New media has shifted marketing perception suggesting the rules for brand building have dramatically changed.

Actually, the rules haven’t changed — and neither has the end goal. Rather, it’s the methods and choices used to build those brands that have changed the way brands are marketed, with some new powerful tools gaining popularity and other previously-strong tools losing power (or already lost it).

Here’s what remains as true and essential today as always: for significant and meaningful brand building connections and branding engagement, brands have to share common ground with the desired customer.

What does this mean?

The relationship between brand and customer must represent something real to the customer; otherwise, the brand doesn’t matter in the customer’s world. Miss this connection and you certainly won’t motivate brand advocates.

Successfully-built brands have to be genuine and based on the real values and vision of the brand.

Larger brand audiences and market share dominance happen when the brand links distribution of the brand intention with the brands perception.

It’s the bedrock of trust and common ground, allowing the relationship between brand and consumer to grow and prosper.

What are the Seven Essental Connections for Successful Customer Brand Building? The brand MUST share with the customer:

1) Life values (self-identity)
2) Core “roots” (history, heritage, religion, etc.)
3) Cause (forward-moving purpose)
4) Mutual interests and/or benefits (time spent together)
5) Lifestyle (community)
6) Hobbies (interactivity)
7) Preferences (like and shared dislikes)

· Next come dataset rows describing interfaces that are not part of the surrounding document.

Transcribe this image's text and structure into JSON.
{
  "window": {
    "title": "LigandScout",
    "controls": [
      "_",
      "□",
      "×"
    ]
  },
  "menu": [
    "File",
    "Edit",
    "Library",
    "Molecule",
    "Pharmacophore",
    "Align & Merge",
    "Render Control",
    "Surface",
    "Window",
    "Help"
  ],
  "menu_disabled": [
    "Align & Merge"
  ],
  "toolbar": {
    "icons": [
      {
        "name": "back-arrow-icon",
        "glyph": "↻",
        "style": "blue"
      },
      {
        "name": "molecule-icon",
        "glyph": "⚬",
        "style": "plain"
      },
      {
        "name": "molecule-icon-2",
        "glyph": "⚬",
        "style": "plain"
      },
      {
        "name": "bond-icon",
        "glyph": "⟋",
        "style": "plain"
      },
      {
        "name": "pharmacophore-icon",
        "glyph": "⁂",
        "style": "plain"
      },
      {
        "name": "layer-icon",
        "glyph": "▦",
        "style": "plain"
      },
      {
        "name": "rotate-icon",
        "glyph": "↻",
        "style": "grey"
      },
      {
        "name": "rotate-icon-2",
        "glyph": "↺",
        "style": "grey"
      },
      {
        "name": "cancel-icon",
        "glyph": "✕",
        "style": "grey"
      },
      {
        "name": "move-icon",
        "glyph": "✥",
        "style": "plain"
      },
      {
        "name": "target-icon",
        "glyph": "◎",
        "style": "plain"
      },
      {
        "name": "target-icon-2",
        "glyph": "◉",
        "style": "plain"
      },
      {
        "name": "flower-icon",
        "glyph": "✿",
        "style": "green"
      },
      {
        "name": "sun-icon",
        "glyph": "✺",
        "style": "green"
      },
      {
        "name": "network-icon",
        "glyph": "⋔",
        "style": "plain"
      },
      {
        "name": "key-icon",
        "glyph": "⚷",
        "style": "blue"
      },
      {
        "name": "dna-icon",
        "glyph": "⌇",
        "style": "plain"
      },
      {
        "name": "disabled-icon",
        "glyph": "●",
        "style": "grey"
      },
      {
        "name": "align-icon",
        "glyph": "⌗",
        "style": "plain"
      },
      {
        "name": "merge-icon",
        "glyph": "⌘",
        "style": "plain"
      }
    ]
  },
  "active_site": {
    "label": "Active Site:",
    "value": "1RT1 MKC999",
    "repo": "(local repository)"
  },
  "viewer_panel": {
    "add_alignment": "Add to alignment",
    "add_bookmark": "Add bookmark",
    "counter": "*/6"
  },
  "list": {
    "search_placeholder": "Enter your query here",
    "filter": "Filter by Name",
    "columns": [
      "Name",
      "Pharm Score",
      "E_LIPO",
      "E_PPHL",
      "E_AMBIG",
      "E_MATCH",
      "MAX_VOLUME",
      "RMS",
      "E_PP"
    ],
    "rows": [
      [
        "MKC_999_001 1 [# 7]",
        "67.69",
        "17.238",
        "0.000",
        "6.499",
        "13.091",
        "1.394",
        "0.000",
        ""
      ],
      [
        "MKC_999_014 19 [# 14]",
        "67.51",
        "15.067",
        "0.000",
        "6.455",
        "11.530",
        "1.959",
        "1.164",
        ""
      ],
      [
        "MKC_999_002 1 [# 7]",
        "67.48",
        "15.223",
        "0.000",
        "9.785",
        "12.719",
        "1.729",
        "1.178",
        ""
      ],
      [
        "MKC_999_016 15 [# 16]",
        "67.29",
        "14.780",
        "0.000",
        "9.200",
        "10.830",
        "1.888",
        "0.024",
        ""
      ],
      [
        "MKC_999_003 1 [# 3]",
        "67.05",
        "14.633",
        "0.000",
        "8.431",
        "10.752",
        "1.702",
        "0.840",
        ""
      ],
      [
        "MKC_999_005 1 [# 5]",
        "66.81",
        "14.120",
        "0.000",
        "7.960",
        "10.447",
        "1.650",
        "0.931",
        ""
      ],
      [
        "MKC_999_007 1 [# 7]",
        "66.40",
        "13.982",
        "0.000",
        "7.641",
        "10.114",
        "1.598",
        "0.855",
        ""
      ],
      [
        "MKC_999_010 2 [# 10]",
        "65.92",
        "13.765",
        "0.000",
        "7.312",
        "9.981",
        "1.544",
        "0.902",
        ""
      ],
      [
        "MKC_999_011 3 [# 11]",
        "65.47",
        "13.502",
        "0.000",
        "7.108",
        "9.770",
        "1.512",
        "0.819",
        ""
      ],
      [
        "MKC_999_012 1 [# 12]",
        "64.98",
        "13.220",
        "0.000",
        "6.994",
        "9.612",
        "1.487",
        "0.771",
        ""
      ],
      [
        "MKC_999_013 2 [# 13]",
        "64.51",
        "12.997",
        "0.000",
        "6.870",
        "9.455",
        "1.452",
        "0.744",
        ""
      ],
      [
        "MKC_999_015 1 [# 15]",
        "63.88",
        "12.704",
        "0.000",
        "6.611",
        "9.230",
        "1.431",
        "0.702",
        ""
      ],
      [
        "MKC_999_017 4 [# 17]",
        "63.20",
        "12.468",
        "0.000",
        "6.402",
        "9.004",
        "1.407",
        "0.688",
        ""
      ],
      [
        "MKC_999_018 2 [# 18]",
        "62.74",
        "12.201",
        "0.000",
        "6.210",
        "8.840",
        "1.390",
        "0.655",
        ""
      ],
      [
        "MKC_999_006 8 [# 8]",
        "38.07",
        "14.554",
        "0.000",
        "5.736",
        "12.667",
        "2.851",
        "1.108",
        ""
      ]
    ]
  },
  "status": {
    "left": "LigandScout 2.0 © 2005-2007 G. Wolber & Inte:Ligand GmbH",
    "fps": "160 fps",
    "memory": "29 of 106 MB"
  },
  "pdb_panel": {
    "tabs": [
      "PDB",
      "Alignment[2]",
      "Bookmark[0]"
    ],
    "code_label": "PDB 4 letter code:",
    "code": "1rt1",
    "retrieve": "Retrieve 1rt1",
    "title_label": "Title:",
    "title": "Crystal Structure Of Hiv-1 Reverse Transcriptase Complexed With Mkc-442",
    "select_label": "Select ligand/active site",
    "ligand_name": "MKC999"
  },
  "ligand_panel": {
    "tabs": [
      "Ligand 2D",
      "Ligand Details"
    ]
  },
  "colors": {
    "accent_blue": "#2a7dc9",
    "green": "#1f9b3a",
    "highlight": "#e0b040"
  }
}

Brands that connect with customers on all seven levels consistently are engaged. Look at some of the biggest successes: Apple, for example. BMW and Toyota for cars and Ford for trucks. Even TV shows like American Idol, Dancing with the Stars, Lost, Heroes, 24, The Daily Show and The Colbert Report. Each connect on all seven levels…and deliver financial results and customer buzz.

But not all brands connect on all seven levels.

Why not?

Most brands don’t consciously concentrate on servicing, staffing or budgeting the brand on those 7 levels. Which is too bad; if they did, the brand would earn the cherished “X Factor”…that special extra oomph in brand value making it superior than any competitor.

How well is your brand connecting?